"It was the inside office staff that kept us going. Ted in dispatch was awesome. Leanne worked wonders on the phone. And thank goodness for Susan. She had helped implement major changes at another company, and understood that turmoil and turnover were inevitable. But she could see that I was trying to create a smooth-sailing company, where accountability, respect and discipline created lifelong careers and happy customers - and profits to be shared by all.

"I searched for the real reasons the techs were leaving. One of them took a $10,000 pay cut to work for one of my competitors because I enforced our hair-above-the-collar dress policy. Was it really the haircut?

"I discovered the core problem was lack of self-esteem. One of my guys, as he was quitting, told me, 'I guess I'm just a butt-crack plumber. I'm not worth what you are charging.' That hit me like a ton of bricks. I raised my prices so that I could pay my techs the professional salary that I knew they deserved. And this fellow didn't think he was worth it.

"It's funny. It wasn't the customers who thought our prices were too high, it was the techs who had a problem with the prices. I needed to change my recruiting strategy. I had a good technical and sales training program mapped out. I didn't need a superstar, I needed someone who felt he was worth what I wanted to pay him!

"I visited with my remaining technician, Bryan. He told me he was scared. Who could blame him? He worried about the survival of the company. He wondered if he would have a job next week, so many people had left! I asked him to help me find some new techs, people who were interested in becoming professionals with professional salaries and benefits.

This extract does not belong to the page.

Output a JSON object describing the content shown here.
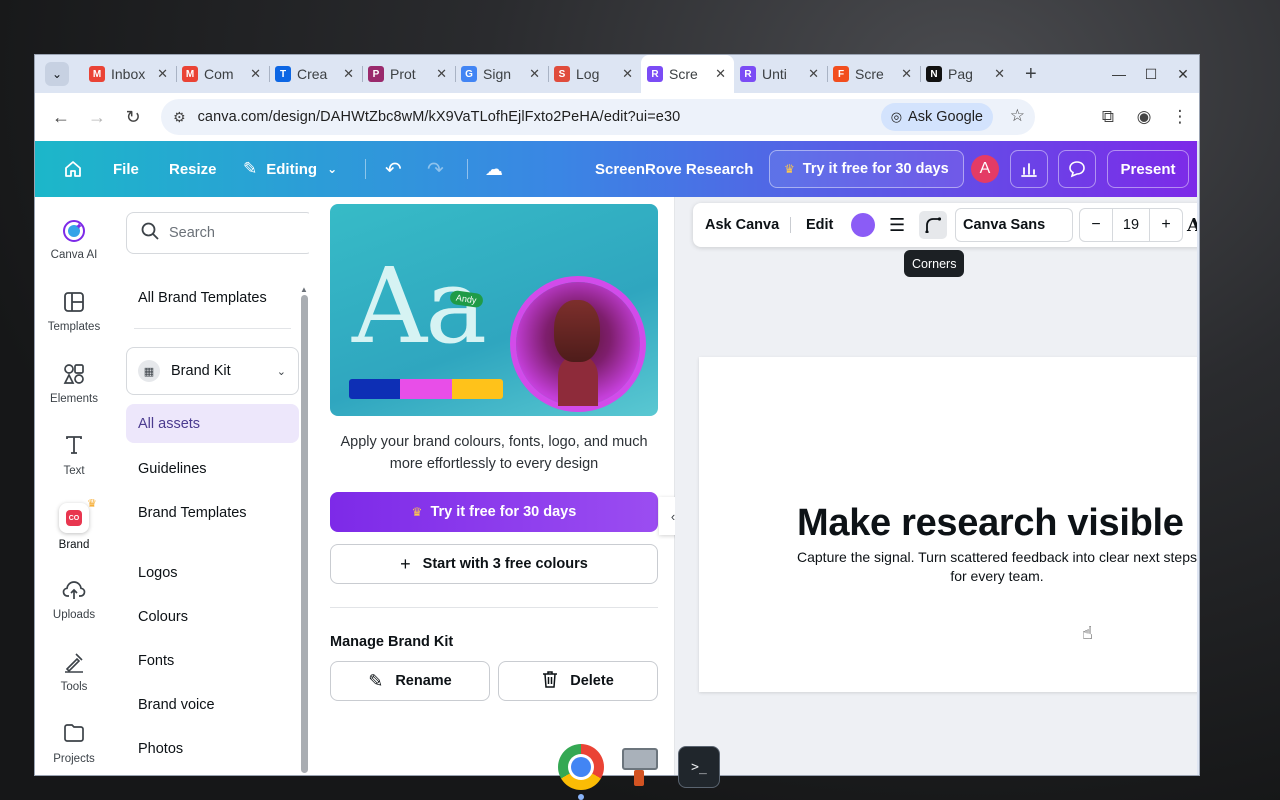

"With his help, I was back up to three technicians. Plumbers know other plumbers. He started selling the benefits of Dohner Plumbing to other techs. We moved forward slowly. I needed to remember that most folks live in a world of fear. Change scares them, failure scares them - and success scares them.

"Now, I am careful not to let my emotions run away with me. I can't take it personally if someone chooses to leave, I must insist on compliance. I am not going to let anyone persuade me to drop my standards. We will run as a well-organized, disciplined, accountable company or not at all. Period. It feels good following through on what I believe in.

Life's Lessons

"Business is much better, though profits haven't caught up, yet. The past two years have taught me a few things. I've discovered that the boss gets to make the rules of the game. And for every well-designed game there are players. Also, the level of resistance to change will be determined by the employee with the most fear.

"I promised my wife and my family that I would give our company my best shot. I have until 2003 to make it work, but I'm convinced that my ability to develop self-esteem in my employees will be the key to our success. The best use of my time is making sure that my techs understand how important they are. I'm committed to spending time each week one-on-one with a member of the team. I'll buy them lunch, ride along in the truck, work with them on the job, whatever it takes to make them successful. Together, we can create an incredible company.

"The other day, one of the new guys remarked, 'I can't believe anyone would walk away from this job!' It felt great to hear that. I knew I was offering a better way. And I am finally hiring people who recognize that."

May Steve's story inspire you to make the necessary changes at your own company. Good luck!